EXERCISE OBJECTIVE: Every line below should be duplicated exactly.
======
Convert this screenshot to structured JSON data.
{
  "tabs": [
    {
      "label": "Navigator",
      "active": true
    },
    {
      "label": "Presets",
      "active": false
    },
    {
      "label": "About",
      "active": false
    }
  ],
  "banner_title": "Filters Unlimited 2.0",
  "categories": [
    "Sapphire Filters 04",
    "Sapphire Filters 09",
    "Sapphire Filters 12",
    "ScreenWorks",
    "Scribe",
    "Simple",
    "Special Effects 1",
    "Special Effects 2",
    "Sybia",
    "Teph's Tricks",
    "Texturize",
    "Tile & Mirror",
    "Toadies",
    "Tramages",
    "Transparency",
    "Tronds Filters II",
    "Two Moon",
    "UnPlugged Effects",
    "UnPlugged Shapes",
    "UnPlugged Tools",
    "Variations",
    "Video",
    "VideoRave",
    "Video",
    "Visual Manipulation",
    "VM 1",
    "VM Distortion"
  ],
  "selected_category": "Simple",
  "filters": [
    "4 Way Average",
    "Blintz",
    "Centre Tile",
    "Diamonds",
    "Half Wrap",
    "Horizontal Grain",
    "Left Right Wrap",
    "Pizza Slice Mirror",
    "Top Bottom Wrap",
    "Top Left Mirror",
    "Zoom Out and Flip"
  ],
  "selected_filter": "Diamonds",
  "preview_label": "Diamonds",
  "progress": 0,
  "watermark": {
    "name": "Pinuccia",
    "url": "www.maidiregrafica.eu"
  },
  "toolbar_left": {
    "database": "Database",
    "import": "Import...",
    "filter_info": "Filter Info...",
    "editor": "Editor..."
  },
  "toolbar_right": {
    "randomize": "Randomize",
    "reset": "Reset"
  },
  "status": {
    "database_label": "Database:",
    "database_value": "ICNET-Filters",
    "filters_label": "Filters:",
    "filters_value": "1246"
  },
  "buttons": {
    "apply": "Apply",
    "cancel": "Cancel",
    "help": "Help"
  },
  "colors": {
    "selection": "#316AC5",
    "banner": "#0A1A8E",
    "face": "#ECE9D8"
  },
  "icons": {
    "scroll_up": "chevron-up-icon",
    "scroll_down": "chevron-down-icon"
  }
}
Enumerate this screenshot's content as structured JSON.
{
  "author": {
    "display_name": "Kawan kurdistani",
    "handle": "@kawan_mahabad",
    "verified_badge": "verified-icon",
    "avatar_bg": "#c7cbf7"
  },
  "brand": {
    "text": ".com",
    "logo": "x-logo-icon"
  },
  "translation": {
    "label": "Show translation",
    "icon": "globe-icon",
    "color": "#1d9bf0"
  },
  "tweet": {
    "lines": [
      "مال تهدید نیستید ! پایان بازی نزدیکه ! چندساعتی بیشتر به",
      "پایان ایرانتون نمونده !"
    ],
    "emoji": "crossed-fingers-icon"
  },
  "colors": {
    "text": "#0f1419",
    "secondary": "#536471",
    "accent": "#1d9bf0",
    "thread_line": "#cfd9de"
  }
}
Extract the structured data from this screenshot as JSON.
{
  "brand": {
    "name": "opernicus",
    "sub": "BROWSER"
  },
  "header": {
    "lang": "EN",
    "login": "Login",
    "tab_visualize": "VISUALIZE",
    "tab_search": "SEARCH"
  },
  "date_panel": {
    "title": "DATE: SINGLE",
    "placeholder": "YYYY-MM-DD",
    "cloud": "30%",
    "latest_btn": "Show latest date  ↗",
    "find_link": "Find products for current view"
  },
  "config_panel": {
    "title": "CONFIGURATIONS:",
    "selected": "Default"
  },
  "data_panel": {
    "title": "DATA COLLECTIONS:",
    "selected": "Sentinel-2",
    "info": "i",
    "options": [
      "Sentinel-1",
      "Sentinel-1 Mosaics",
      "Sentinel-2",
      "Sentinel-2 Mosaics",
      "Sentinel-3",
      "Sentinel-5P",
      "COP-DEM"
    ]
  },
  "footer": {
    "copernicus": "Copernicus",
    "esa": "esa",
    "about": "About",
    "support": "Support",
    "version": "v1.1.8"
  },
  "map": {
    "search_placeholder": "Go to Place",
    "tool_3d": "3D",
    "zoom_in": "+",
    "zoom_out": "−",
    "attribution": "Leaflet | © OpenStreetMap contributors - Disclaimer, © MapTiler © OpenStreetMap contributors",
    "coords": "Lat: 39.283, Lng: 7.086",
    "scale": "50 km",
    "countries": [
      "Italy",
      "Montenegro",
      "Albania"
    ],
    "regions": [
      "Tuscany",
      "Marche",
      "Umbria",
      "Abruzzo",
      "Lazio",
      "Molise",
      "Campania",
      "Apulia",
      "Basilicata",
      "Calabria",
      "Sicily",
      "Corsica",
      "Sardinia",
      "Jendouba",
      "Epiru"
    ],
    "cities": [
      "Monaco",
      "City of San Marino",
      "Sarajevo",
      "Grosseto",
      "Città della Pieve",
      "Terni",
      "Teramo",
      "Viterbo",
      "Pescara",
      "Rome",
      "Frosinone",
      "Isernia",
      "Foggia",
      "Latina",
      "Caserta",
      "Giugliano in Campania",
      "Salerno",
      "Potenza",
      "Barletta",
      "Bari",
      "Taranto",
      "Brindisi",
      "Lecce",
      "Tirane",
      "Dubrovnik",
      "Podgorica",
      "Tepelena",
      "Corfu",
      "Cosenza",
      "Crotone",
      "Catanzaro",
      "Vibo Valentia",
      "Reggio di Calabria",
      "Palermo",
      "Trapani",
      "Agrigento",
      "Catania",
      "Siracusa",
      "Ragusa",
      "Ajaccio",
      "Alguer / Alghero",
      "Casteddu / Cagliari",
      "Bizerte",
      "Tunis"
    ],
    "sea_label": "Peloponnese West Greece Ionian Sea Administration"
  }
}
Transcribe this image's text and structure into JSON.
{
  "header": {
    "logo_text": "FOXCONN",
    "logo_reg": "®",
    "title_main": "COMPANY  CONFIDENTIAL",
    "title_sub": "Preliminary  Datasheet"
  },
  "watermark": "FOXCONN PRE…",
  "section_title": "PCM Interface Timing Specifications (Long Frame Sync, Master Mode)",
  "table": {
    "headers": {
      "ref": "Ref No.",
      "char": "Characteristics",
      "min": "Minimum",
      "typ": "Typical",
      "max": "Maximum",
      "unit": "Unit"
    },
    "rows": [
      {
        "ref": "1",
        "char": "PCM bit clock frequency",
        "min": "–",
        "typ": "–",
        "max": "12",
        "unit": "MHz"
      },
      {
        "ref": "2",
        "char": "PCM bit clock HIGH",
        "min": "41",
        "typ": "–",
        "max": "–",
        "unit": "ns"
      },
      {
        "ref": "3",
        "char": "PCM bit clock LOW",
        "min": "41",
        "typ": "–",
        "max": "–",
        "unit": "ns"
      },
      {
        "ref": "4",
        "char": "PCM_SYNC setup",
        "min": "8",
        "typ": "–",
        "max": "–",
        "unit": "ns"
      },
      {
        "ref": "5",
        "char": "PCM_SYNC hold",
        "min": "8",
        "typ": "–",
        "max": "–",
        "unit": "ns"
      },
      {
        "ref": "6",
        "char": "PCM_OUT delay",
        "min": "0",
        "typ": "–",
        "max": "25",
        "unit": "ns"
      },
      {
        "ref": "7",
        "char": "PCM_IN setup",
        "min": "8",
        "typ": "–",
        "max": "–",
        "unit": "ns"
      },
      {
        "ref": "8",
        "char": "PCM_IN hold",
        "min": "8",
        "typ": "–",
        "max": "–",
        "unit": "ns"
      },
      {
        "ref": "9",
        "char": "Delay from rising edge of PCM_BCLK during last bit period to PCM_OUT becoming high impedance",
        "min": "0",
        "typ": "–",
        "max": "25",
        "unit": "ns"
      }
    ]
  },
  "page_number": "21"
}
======
RESULT OF THIS TASK:
Convert this screenshot to structured JSON data.
{
  "tabs": [
    {
      "label": "Navigator",
      "active": true
    },
    {
      "label": "Presets",
      "active": false
    },
    {
      "label": "About",
      "active": false
    }
  ],
  "banner_title": "Filters Unlimited 2.0",
  "categories": [
    "Sapphire Filters 04",
    "Sapphire Filters 09",
    "Sapphire Filters 12",
    "ScreenWorks",
    "Scribe",
    "Simple",
    "Special Effects 1",
    "Special Effects 2",
    "Sybia",
    "Teph's Tricks",
    "Texturize",
    "Tile & Mirror",
    "Toadies",
    "Tramages",
    "Transparency",
    "Tronds Filters II",
    "Two Moon",
    "UnPlugged Effects",
    "UnPlugged Shapes",
    "UnPlugged Tools",
    "Variations",
    "Video",
    "VideoRave",
    "Video",
    "Visual Manipulation",
    "VM 1",
    "VM Distortion"
  ],
  "selected_category": "Simple",
  "filters": [
    "4 Way Average",
    "Blintz",
    "Centre Tile",
    "Diamonds",
    "Half Wrap",
    "Horizontal Grain",
    "Left Right Wrap",
    "Pizza Slice Mirror",
    "Top Bottom Wrap",
    "Top Left Mirror",
    "Zoom Out and Flip"
  ],
  "selected_filter": "Diamonds",
  "preview_label": "Diamonds",
  "progress": 0,
  "watermark": {
    "name": "Pinuccia",
    "url": "www.maidiregrafica.eu"
  },
  "toolbar_left": {
    "database": "Database",
    "import": "Import...",
    "filter_info": "Filter Info...",
    "editor": "Editor..."
  },
  "toolbar_right": {
    "randomize": "Randomize",
    "reset": "Reset"
  },
  "status": {
    "database_label": "Database:",
    "database_value": "ICNET-Filters",
    "filters_label": "Filters:",
    "filters_value": "1246"
  },
  "buttons": {
    "apply": "Apply",
    "cancel": "Cancel",
    "help": "Help"
  },
  "colors": {
    "selection": "#316AC5",
    "banner": "#0A1A8E",
    "face": "#ECE9D8"
  },
  "icons": {
    "scroll_up": "chevron-up-icon",
    "scroll_down": "chevron-down-icon"
  }
}
Enumerate this screenshot's content as structured JSON.
{
  "author": {
    "display_name": "Kawan kurdistani",
    "handle": "@kawan_mahabad",
    "verified_badge": "verified-icon",
    "avatar_bg": "#c7cbf7"
  },
  "brand": {
    "text": ".com",
    "logo": "x-logo-icon"
  },
  "translation": {
    "label": "Show translation",
    "icon": "globe-icon",
    "color": "#1d9bf0"
  },
  "tweet": {
    "lines": [
      "مال تهدید نیستید ! پایان بازی نزدیکه ! چندساعتی بیشتر به",
      "پایان ایرانتون نمونده !"
    ],
    "emoji": "crossed-fingers-icon"
  },
  "colors": {
    "text": "#0f1419",
    "secondary": "#536471",
    "accent": "#1d9bf0",
    "thread_line": "#cfd9de"
  }
}
Extract the structured data from this screenshot as JSON.
{
  "brand": {
    "name": "opernicus",
    "sub": "BROWSER"
  },
  "header": {
    "lang": "EN",
    "login": "Login",
    "tab_visualize": "VISUALIZE",
    "tab_search": "SEARCH"
  },
  "date_panel": {
    "title": "DATE: SINGLE",
    "placeholder": "YYYY-MM-DD",
    "cloud": "30%",
    "latest_btn": "Show latest date  ↗",
    "find_link": "Find products for current view"
  },
  "config_panel": {
    "title": "CONFIGURATIONS:",
    "selected": "Default"
  },
  "data_panel": {
    "title": "DATA COLLECTIONS:",
    "selected": "Sentinel-2",
    "info": "i",
    "options": [
      "Sentinel-1",
      "Sentinel-1 Mosaics",
      "Sentinel-2",
      "Sentinel-2 Mosaics",
      "Sentinel-3",
      "Sentinel-5P",
      "COP-DEM"
    ]
  },
  "footer": {
    "copernicus": "Copernicus",
    "esa": "esa",
    "about": "About",
    "support": "Support",
    "version": "v1.1.8"
  },
  "map": {
    "search_placeholder": "Go to Place",
    "tool_3d": "3D",
    "zoom_in": "+",
    "zoom_out": "−",
    "attribution": "Leaflet | © OpenStreetMap contributors - Disclaimer, © MapTiler © OpenStreetMap contributors",
    "coords": "Lat: 39.283, Lng: 7.086",
    "scale": "50 km",
    "countries": [
      "Italy",
      "Montenegro",
      "Albania"
    ],
    "regions": [
      "Tuscany",
      "Marche",
      "Umbria",
      "Abruzzo",
      "Lazio",
      "Molise",
      "Campania",
      "Apulia",
      "Basilicata",
      "Calabria",
      "Sicily",
      "Corsica",
      "Sardinia",
      "Jendouba",
      "Epiru"
    ],
    "cities": [
      "Monaco",
      "City of San Marino",
      "Sarajevo",
      "Grosseto",
      "Città della Pieve",
      "Terni",
      "Teramo",
      "Viterbo",
      "Pescara",
      "Rome",
      "Frosinone",
      "Isernia",
      "Foggia",
      "Latina",
      "Caserta",
      "Giugliano in Campania",
      "Salerno",
      "Potenza",
      "Barletta",
      "Bari",
      "Taranto",
      "Brindisi",
      "Lecce",
      "Tirane",
      "Dubrovnik",
      "Podgorica",
      "Tepelena",
      "Corfu",
      "Cosenza",
      "Crotone",
      "Catanzaro",
      "Vibo Valentia",
      "Reggio di Calabria",
      "Palermo",
      "Trapani",
      "Agrigento",
      "Catania",
      "Siracusa",
      "Ragusa",
      "Ajaccio",
      "Alguer / Alghero",
      "Casteddu / Cagliari",
      "Bizerte",
      "Tunis"
    ],
    "sea_label": "Peloponnese West Greece Ionian Sea Administration"
  }
}
Transcribe this image's text and structure into JSON.
{
  "header": {
    "logo_text": "FOXCONN",
    "logo_reg": "®",
    "title_main": "COMPANY  CONFIDENTIAL",
    "title_sub": "Preliminary  Datasheet"
  },
  "watermark": "FOXCONN PRE…",
  "section_title": "PCM Interface Timing Specifications (Long Frame Sync, Master Mode)",
  "table": {
    "headers": {
      "ref": "Ref No.",
      "char": "Characteristics",
      "min": "Minimum",
      "typ": "Typical",
      "max": "Maximum",
      "unit": "Unit"
    },
    "rows": [
      {
        "ref": "1",
        "char": "PCM bit clock frequency",
        "min": "–",
        "typ": "–",
        "max": "12",
        "unit": "MHz"
      },
      {
        "ref": "2",
        "char": "PCM bit clock HIGH",
        "min": "41",
        "typ": "–",
        "max": "–",
        "unit": "ns"
      },
      {
        "ref": "3",
        "char": "PCM bit clock LOW",
        "min": "41",
        "typ": "–",
        "max": "–",
        "unit": "ns"
      },
      {
        "ref": "4",
        "char": "PCM_SYNC setup",
        "min": "8",
        "typ": "–",
        "max": "–",
        "unit": "ns"
      },
      {
        "ref": "5",
        "char": "PCM_SYNC hold",
        "min": "8",
        "typ": "–",
        "max": "–",
        "unit": "ns"
      },
      {
        "ref": "6",
        "char": "PCM_OUT delay",
        "min": "0",
        "typ": "–",
        "max": "25",
        "unit": "ns"
      },
      {
        "ref": "7",
        "char": "PCM_IN setup",
        "min": "8",
        "typ": "–",
        "max": "–",
        "unit": "ns"
      },
      {
        "ref": "8",
        "char": "PCM_IN hold",
        "min": "8",
        "typ": "–",
        "max": "–",
        "unit": "ns"
      },
      {
        "ref": "9",
        "char": "Delay from rising edge of PCM_BCLK during last bit period to PCM_OUT becoming high impedance",
        "min": "0",
        "typ": "–",
        "max": "25",
        "unit": "ns"
      }
    ]
  },
  "page_number": "21"
}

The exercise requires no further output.